YOUR OBJECTIVE: Take every record and write it out again exactly, with no images included.

MATERIAL PROVIDED:
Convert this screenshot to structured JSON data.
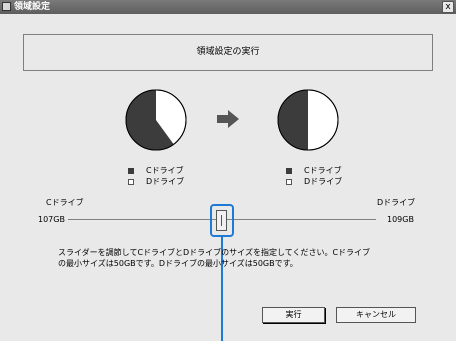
{
  "window": {
    "title": "領域設定",
    "close_label": "x"
  },
  "header": {
    "label": "領域設定の実行"
  },
  "before_pie": {
    "c_drive_fraction": 0.6,
    "legend": [
      {
        "swatch": "dark",
        "label": "Cドライブ"
      },
      {
        "swatch": "light",
        "label": "Dドライブ"
      }
    ]
  },
  "after_pie": {
    "c_drive_fraction": 0.5,
    "legend": [
      {
        "swatch": "dark",
        "label": "Cドライブ"
      },
      {
        "swatch": "light",
        "label": "Dドライブ"
      }
    ]
  },
  "slider": {
    "left_label": "Cドライブ",
    "right_label": "Dドライブ",
    "left_value": "107GB",
    "right_value": "109GB",
    "position_fraction": 0.5
  },
  "description": "スライダーを調節してCドライブとDドライブのサイズを指定してください。Cドライブの最小サイズは50GBです。Dドライブの最小サイズは50GBです。",
  "buttons": {
    "execute": "実行",
    "cancel": "キャンセル"
  },
  "colors": {
    "dark": "#3c3c3c",
    "light": "#ffffff",
    "highlight": "#1e7ad6"
  }
}
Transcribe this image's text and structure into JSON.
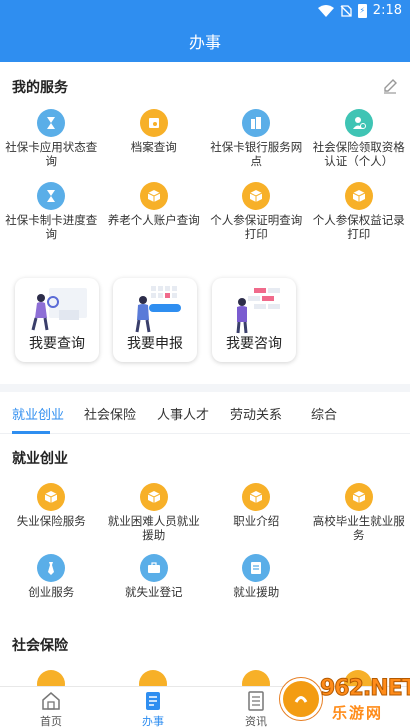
{
  "status_bar": {
    "time": "2:18",
    "battery_icon": "battery-charging-icon"
  },
  "header": {
    "title": "办事"
  },
  "my_services": {
    "title": "我的服务",
    "edit_icon": "pencil-icon",
    "items": [
      {
        "label": "社保卡应用状态查询",
        "icon": "hourglass-icon",
        "color": "#5aaee8"
      },
      {
        "label": "档案查询",
        "icon": "folder-icon",
        "color": "#f7b028"
      },
      {
        "label": "社保卡银行服务网点",
        "icon": "building-icon",
        "color": "#5aaee8"
      },
      {
        "label": "社会保险领取资格认证（个人）",
        "icon": "person-check-icon",
        "color": "#3fc4b4"
      },
      {
        "label": "社保卡制卡进度查询",
        "icon": "hourglass-icon",
        "color": "#5aaee8"
      },
      {
        "label": "养老个人账户查询",
        "icon": "cube-icon",
        "color": "#f7b028"
      },
      {
        "label": "个人参保证明查询打印",
        "icon": "cube-icon",
        "color": "#f7b028"
      },
      {
        "label": "个人参保权益记录打印",
        "icon": "cube-icon",
        "color": "#f7b028"
      }
    ]
  },
  "quick_cards": [
    {
      "label": "我要查询"
    },
    {
      "label": "我要申报"
    },
    {
      "label": "我要咨询"
    }
  ],
  "tabs": [
    {
      "label": "就业创业",
      "active": true
    },
    {
      "label": "社会保险",
      "active": false
    },
    {
      "label": "人事人才",
      "active": false
    },
    {
      "label": "劳动关系",
      "active": false
    },
    {
      "label": "综合",
      "active": false
    }
  ],
  "employment": {
    "title": "就业创业",
    "items": [
      {
        "label": "失业保险服务",
        "icon": "cube-icon",
        "color": "#f7b028"
      },
      {
        "label": "就业困难人员就业援助",
        "icon": "cube-icon",
        "color": "#f7b028"
      },
      {
        "label": "职业介绍",
        "icon": "cube-icon",
        "color": "#f7b028"
      },
      {
        "label": "高校毕业生就业服务",
        "icon": "cube-icon",
        "color": "#f7b028"
      },
      {
        "label": "创业服务",
        "icon": "tie-icon",
        "color": "#5aaee8"
      },
      {
        "label": "就失业登记",
        "icon": "briefcase-icon",
        "color": "#5aaee8"
      },
      {
        "label": "就业援助",
        "icon": "document-icon",
        "color": "#5aaee8"
      }
    ]
  },
  "social_insurance": {
    "title": "社会保险"
  },
  "bottom_nav": [
    {
      "label": "首页",
      "icon": "home-icon",
      "active": false
    },
    {
      "label": "办事",
      "icon": "service-icon",
      "active": true
    },
    {
      "label": "资讯",
      "icon": "news-icon",
      "active": false
    }
  ],
  "watermark": {
    "brand": "962.NET",
    "sub": "乐游网"
  }
}
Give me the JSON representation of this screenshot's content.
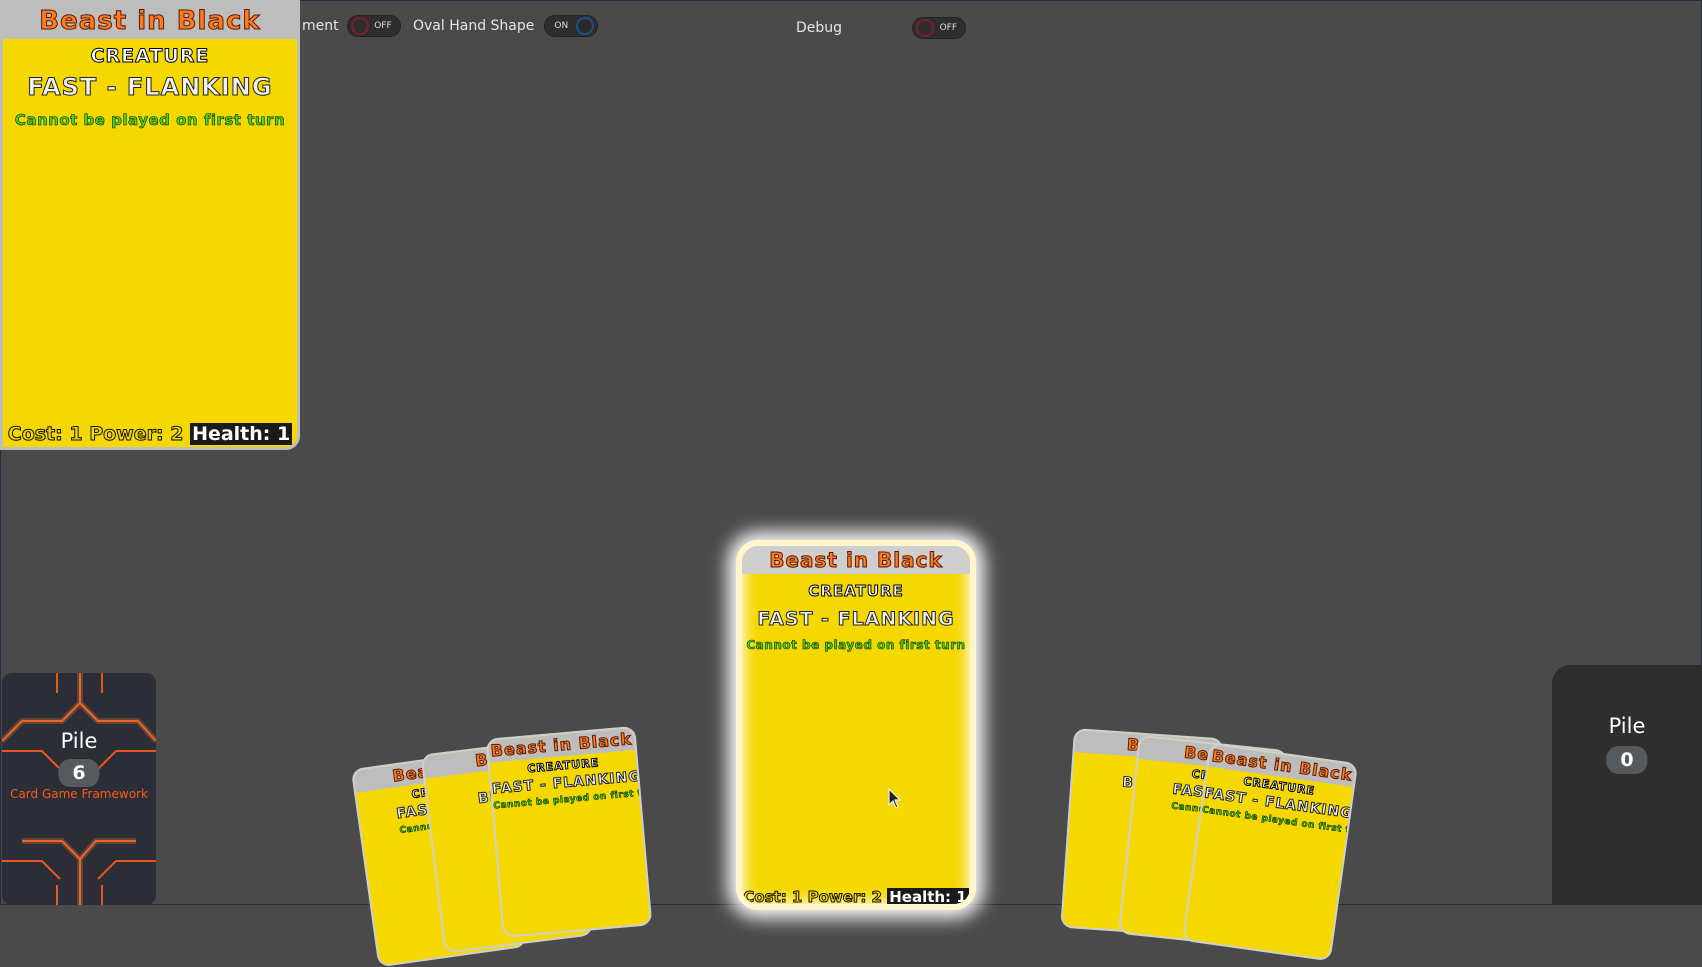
{
  "settings": {
    "toggle1": {
      "label": "ment",
      "state": "OFF"
    },
    "toggle2": {
      "label": "Oval Hand Shape",
      "state": "ON"
    },
    "toggle3": {
      "label": "Debug",
      "state": "OFF"
    }
  },
  "preview_card": {
    "name": "Beast in Black",
    "type": "CREATURE",
    "ability": "FAST - FLANKING",
    "rule": "Cannot be played on first turn",
    "stats": {
      "cost": "Cost: 1",
      "power": "Power: 2",
      "health": "Health: 1"
    }
  },
  "focused_card": {
    "name": "Beast in Black",
    "type": "CREATURE",
    "ability": "FAST - FLANKING",
    "rule": "Cannot be played on first turn",
    "stats": {
      "cost": "Cost: 1",
      "power": "Power: 2",
      "health": "Health: 1"
    }
  },
  "hand_left": [
    {
      "name": "Beast i",
      "type": "CREA",
      "ability": "FAST - F",
      "rule": "Cannot be pl"
    },
    {
      "name": "Batt",
      "type": "CR",
      "ability": "BRUT",
      "rule": ""
    },
    {
      "name": "Beast in Black",
      "type": "CREATURE",
      "ability": "FAST - FLANKING",
      "rule": "Cannot be played on first turn"
    }
  ],
  "hand_right": [
    {
      "name": "Batt",
      "type": "CR",
      "ability": "BRUT",
      "rule": ""
    },
    {
      "name": "Beast",
      "type": "CREA",
      "ability": "FAST - F",
      "rule": "Cannot be pl"
    },
    {
      "name": "Beast in Black",
      "type": "CREATURE",
      "ability": "FAST - FLANKING",
      "rule": "Cannot be played on first turn"
    }
  ],
  "deck_pile": {
    "title": "Pile",
    "count": "6",
    "brand": "Card Game Framework"
  },
  "discard_pile": {
    "title": "Pile",
    "count": "0"
  },
  "colors": {
    "background": "#4a4a4a",
    "card": "#f5d800",
    "name_text": "#ff7a1f",
    "rule_text": "#4cd421",
    "brand": "#ff5a1a"
  }
}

REPLY:
Convert this screenshot to structured JSON data.
{
  "window": {
    "title": "領域設定",
    "close_label": "x"
  },
  "header": {
    "label": "領域設定の実行"
  },
  "before_pie": {
    "c_drive_fraction": 0.6,
    "legend": [
      {
        "swatch": "dark",
        "label": "Cドライブ"
      },
      {
        "swatch": "light",
        "label": "Dドライブ"
      }
    ]
  },
  "after_pie": {
    "c_drive_fraction": 0.5,
    "legend": [
      {
        "swatch": "dark",
        "label": "Cドライブ"
      },
      {
        "swatch": "light",
        "label": "Dドライブ"
      }
    ]
  },
  "slider": {
    "left_label": "Cドライブ",
    "right_label": "Dドライブ",
    "left_value": "107GB",
    "right_value": "109GB",
    "position_fraction": 0.5
  },
  "description": "スライダーを調節してCドライブとDドライブのサイズを指定してください。Cドライブの最小サイズは50GBです。Dドライブの最小サイズは50GBです。",
  "buttons": {
    "execute": "実行",
    "cancel": "キャンセル"
  },
  "colors": {
    "dark": "#3c3c3c",
    "light": "#ffffff",
    "highlight": "#1e7ad6"
  }
}
Transcribe this image's text and structure into JSON.
{
  "status_bar": {
    "time": "2:18",
    "battery_icon": "battery-charging-icon"
  },
  "header": {
    "title": "办事"
  },
  "my_services": {
    "title": "我的服务",
    "edit_icon": "pencil-icon",
    "items": [
      {
        "label": "社保卡应用状态查询",
        "icon": "hourglass-icon",
        "color": "#5aaee8"
      },
      {
        "label": "档案查询",
        "icon": "folder-icon",
        "color": "#f7b028"
      },
      {
        "label": "社保卡银行服务网点",
        "icon": "building-icon",
        "color": "#5aaee8"
      },
      {
        "label": "社会保险领取资格认证（个人）",
        "icon": "person-check-icon",
        "color": "#3fc4b4"
      },
      {
        "label": "社保卡制卡进度查询",
        "icon": "hourglass-icon",
        "color": "#5aaee8"
      },
      {
        "label": "养老个人账户查询",
        "icon": "cube-icon",
        "color": "#f7b028"
      },
      {
        "label": "个人参保证明查询打印",
        "icon": "cube-icon",
        "color": "#f7b028"
      },
      {
        "label": "个人参保权益记录打印",
        "icon": "cube-icon",
        "color": "#f7b028"
      }
    ]
  },
  "quick_cards": [
    {
      "label": "我要查询"
    },
    {
      "label": "我要申报"
    },
    {
      "label": "我要咨询"
    }
  ],
  "tabs": [
    {
      "label": "就业创业",
      "active": true
    },
    {
      "label": "社会保险",
      "active": false
    },
    {
      "label": "人事人才",
      "active": false
    },
    {
      "label": "劳动关系",
      "active": false
    },
    {
      "label": "综合",
      "active": false
    }
  ],
  "employment": {
    "title": "就业创业",
    "items": [
      {
        "label": "失业保险服务",
        "icon": "cube-icon",
        "color": "#f7b028"
      },
      {
        "label": "就业困难人员就业援助",
        "icon": "cube-icon",
        "color": "#f7b028"
      },
      {
        "label": "职业介绍",
        "icon": "cube-icon",
        "color": "#f7b028"
      },
      {
        "label": "高校毕业生就业服务",
        "icon": "cube-icon",
        "color": "#f7b028"
      },
      {
        "label": "创业服务",
        "icon": "tie-icon",
        "color": "#5aaee8"
      },
      {
        "label": "就失业登记",
        "icon": "briefcase-icon",
        "color": "#5aaee8"
      },
      {
        "label": "就业援助",
        "icon": "document-icon",
        "color": "#5aaee8"
      }
    ]
  },
  "social_insurance": {
    "title": "社会保险"
  },
  "bottom_nav": [
    {
      "label": "首页",
      "icon": "home-icon",
      "active": false
    },
    {
      "label": "办事",
      "icon": "service-icon",
      "active": true
    },
    {
      "label": "资讯",
      "icon": "news-icon",
      "active": false
    }
  ],
  "watermark": {
    "brand": "962.NET",
    "sub": "乐游网"
  }
}
Give me the JSON representation of this screenshot's content.
{
  "settings": {
    "toggle1": {
      "label": "ment",
      "state": "OFF"
    },
    "toggle2": {
      "label": "Oval Hand Shape",
      "state": "ON"
    },
    "toggle3": {
      "label": "Debug",
      "state": "OFF"
    }
  },
  "preview_card": {
    "name": "Beast in Black",
    "type": "CREATURE",
    "ability": "FAST - FLANKING",
    "rule": "Cannot be played on first turn",
    "stats": {
      "cost": "Cost: 1",
      "power": "Power: 2",
      "health": "Health: 1"
    }
  },
  "focused_card": {
    "name": "Beast in Black",
    "type": "CREATURE",
    "ability": "FAST - FLANKING",
    "rule": "Cannot be played on first turn",
    "stats": {
      "cost": "Cost: 1",
      "power": "Power: 2",
      "health": "Health: 1"
    }
  },
  "hand_left": [
    {
      "name": "Beast i",
      "type": "CREA",
      "ability": "FAST - F",
      "rule": "Cannot be pl"
    },
    {
      "name": "Batt",
      "type": "CR",
      "ability": "BRUT",
      "rule": ""
    },
    {
      "name": "Beast in Black",
      "type": "CREATURE",
      "ability": "FAST - FLANKING",
      "rule": "Cannot be played on first turn"
    }
  ],
  "hand_right": [
    {
      "name": "Batt",
      "type": "CR",
      "ability": "BRUT",
      "rule": ""
    },
    {
      "name": "Beast",
      "type": "CREA",
      "ability": "FAST - F",
      "rule": "Cannot be pl"
    },
    {
      "name": "Beast in Black",
      "type": "CREATURE",
      "ability": "FAST - FLANKING",
      "rule": "Cannot be played on first turn"
    }
  ],
  "deck_pile": {
    "title": "Pile",
    "count": "6",
    "brand": "Card Game Framework"
  },
  "discard_pile": {
    "title": "Pile",
    "count": "0"
  },
  "colors": {
    "background": "#4a4a4a",
    "card": "#f5d800",
    "name_text": "#ff7a1f",
    "rule_text": "#4cd421",
    "brand": "#ff5a1a"
  }
}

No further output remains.